** Data **
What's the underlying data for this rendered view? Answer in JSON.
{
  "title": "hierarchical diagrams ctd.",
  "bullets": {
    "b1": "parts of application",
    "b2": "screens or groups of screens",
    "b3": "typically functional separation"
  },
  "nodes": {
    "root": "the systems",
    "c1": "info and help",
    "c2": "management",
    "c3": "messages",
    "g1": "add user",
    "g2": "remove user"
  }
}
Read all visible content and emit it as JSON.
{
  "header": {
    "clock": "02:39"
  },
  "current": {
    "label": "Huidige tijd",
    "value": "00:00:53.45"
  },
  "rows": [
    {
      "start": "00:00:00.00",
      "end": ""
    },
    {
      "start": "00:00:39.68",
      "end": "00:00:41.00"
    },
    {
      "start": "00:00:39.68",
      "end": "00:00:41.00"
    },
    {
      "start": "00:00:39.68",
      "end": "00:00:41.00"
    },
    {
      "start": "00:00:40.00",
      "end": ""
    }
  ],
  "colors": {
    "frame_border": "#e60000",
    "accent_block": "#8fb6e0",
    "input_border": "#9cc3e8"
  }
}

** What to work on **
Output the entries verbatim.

** Reply **
What's the underlying data for this rendered view? Answer in JSON.
{
  "title": "hierarchical diagrams ctd.",
  "bullets": {
    "b1": "parts of application",
    "b2": "screens or groups of screens",
    "b3": "typically functional separation"
  },
  "nodes": {
    "root": "the systems",
    "c1": "info and help",
    "c2": "management",
    "c3": "messages",
    "g1": "add user",
    "g2": "remove user"
  }
}
Read all visible content and emit it as JSON.
{
  "header": {
    "clock": "02:39"
  },
  "current": {
    "label": "Huidige tijd",
    "value": "00:00:53.45"
  },
  "rows": [
    {
      "start": "00:00:00.00",
      "end": ""
    },
    {
      "start": "00:00:39.68",
      "end": "00:00:41.00"
    },
    {
      "start": "00:00:39.68",
      "end": "00:00:41.00"
    },
    {
      "start": "00:00:39.68",
      "end": "00:00:41.00"
    },
    {
      "start": "00:00:40.00",
      "end": ""
    }
  ],
  "colors": {
    "frame_border": "#e60000",
    "accent_block": "#8fb6e0",
    "input_border": "#9cc3e8"
  }
}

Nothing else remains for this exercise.